Overall, Xcel “continued to put up solid numbers” during the second quarter, Miller said.
Xcel reported on Thursday earnings of $287 million, or 54 cents per share, up from $238 million, or 46 cents per share, in 2019’s second quarter. The company beat Wall Street forecast of 48 cents per share, with help from a lower effective tax rate during the quarter.
Xcel’s second-quarter revenue tallied $2.59 million, down a tad from a year ago, but below analysts’ projections of $2.66 billion.
“Despite lower sales due to COVID-19, Xcel Energy achieved strong second-quarter results primarily due to the positive impact of weather and cost-management efforts,” Ben Fowke, chairman and CEO of Xcel Energy, said in a statement. “We are on track with our financial plan and are reaffirming our 2020 earnings guidance of $2.73 to $2.83 per share.”
Xcel’s stock closed Thursday at $69, up 27 cents.
Fowke, in a conference call with analysts Thursday, said that Xcel has seen some improvement this month in sales of commercial and industrial electricity. “We are seeing a positive trend there.”
Fowke, in the analyst call, also noted the recent death of George Floyd at the hands of Minneapolis police.

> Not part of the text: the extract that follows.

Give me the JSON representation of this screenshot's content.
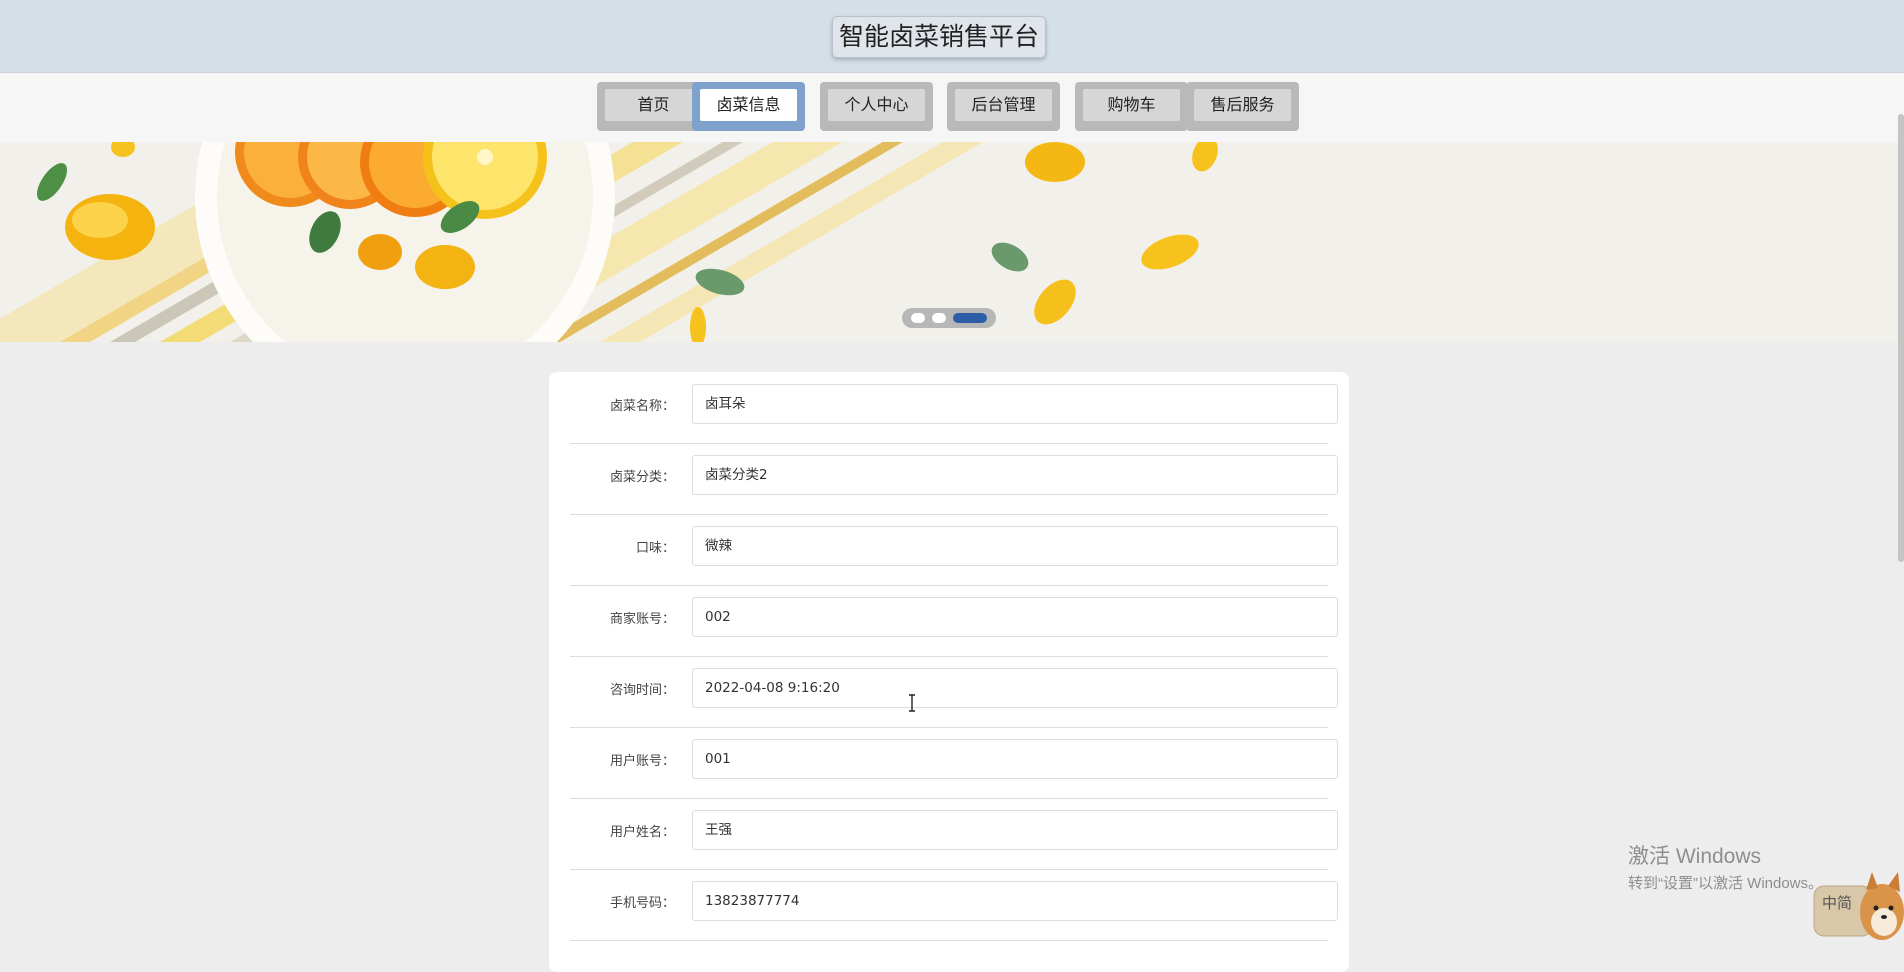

He said that as the new chairman of the Edison Electric Institute, he has asked the trade group to “focus on what our industry can do to promote racial justice and increase our commitment to advance diversity and inclusion.”